The Diary of Anne Frank
directed by Judith Dresch
review by Janice Riese, Los Altos Town Crier
at the Manhattan Playhouse, East Palo Alto, CA
through December 1992
Manhattan Playhouse in Palo Alto is presenting "The Diary of Anne Frank," the moving story of a Jewish family forced into hiding in Amsterdam during the Nazi occupation. The time frame is from July 1942 through August 1944 with updated scenes in November 1945 opening and closing the play.
Playwrights Frances Goodrich and Albert Hackett have adapted the diary left by Frank into a two-act play that became a Broadway hit in the 1950's.
Director Judith Dresch has transformed the theater into an upstairs loft over Mr. Frank's Herb and Spice store. Here, the four Franks (Father, Mother, Margot and Anne), the Van Daans and their son Peter and a Jewish dentist, Mr. Dussel, are to spend the next two years, crowded together, constantly in fear and with never enough food.
Two Dutch people, Miep Gies (Anita Khalat Bari) and Mr. Kraler (Mark Solomon), are their messengers from the outside world, placing themselves in grave danger if they should ever be caught harboring Jews.
The pivotal role is, of course, that of Anne, 15 when we first meet her and 17 when she is forced from the safety of the attic by the Nazi soldiers. She writes in her diary every day, and her reading of what she writes carries the action along.
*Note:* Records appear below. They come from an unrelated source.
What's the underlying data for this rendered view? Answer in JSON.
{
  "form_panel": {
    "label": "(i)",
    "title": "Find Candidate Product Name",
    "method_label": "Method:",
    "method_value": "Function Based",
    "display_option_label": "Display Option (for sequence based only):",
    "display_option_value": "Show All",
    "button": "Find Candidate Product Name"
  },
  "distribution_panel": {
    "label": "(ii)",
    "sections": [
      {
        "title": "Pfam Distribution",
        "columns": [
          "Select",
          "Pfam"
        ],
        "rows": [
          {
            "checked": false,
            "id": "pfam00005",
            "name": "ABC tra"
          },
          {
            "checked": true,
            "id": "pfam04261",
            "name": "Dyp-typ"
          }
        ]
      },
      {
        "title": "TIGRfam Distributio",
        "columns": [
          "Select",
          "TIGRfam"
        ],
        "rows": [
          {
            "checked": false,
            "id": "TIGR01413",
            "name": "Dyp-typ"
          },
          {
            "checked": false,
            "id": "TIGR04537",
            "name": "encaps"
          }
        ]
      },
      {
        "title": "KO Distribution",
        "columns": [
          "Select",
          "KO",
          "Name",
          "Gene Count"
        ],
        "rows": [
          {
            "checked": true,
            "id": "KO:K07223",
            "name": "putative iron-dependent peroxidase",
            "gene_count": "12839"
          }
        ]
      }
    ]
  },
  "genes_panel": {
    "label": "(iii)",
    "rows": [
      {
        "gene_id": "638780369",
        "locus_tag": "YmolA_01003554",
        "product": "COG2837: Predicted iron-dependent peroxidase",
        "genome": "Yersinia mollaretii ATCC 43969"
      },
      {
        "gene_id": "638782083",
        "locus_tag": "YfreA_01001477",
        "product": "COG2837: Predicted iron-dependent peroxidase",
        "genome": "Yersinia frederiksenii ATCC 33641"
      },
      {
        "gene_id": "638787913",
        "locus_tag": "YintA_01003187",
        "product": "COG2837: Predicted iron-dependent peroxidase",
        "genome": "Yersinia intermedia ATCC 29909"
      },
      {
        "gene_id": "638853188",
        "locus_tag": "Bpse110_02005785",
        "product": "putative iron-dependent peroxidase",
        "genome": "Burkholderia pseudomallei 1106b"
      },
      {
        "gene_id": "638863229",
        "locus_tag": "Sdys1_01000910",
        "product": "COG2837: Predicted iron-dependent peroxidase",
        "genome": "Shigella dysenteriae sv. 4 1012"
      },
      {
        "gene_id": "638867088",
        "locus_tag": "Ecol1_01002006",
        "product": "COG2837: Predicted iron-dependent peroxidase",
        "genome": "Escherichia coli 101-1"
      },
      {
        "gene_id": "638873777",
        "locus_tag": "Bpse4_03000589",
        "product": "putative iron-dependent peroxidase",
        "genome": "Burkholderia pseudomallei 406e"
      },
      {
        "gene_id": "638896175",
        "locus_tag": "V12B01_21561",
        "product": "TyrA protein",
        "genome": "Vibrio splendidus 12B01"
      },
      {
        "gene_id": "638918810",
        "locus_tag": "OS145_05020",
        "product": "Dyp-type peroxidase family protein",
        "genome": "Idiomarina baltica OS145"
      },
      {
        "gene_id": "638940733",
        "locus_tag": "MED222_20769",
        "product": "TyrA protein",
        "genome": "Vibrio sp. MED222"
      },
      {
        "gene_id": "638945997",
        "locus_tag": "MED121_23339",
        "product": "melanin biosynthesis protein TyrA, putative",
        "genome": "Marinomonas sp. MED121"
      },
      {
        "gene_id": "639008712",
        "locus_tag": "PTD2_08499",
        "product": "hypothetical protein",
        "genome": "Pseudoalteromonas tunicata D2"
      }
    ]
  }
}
Natalie Skelton is extremely good as Anne, changing from the outspoken, noisy, not too likable child (she was called "quack-quack" in school) to a quieter, more understanding and quite grown-up young lady. Her diction is excellent, her delivery clear and precise. It is Anne who never gives up hope and keeps the rest going in spite of hardship.
Mr. Frank, warm and sensible, is excellently portrayed by Jack Weissman. Annette Boyenga is the sympathetic wife and mother who loves her family (but does not understand Anne, according to Anne). The role of Margot, the quiet one, always doing what her mother tells her, is well-handled by Amber Land.
William F. Morrison is a loud and thoroughly unlikable Mr. Van Daan; Joanne Eagle is good as the vain but frightened Mrs. Van Daan, Ryan Noto's Peter is sullen and withdrawn at first, but he, too, changes with the months, learning to understand and love Anne and to accept himself as a worthy person.
Dresch has done a sensitive job of directing (she is also general "overseer" of the whole production). This is not an easy play to watch as it brings back the horrors of the holocaust, a time of terror and suffering.
Review by Janice Riese, Los Altos Town Crier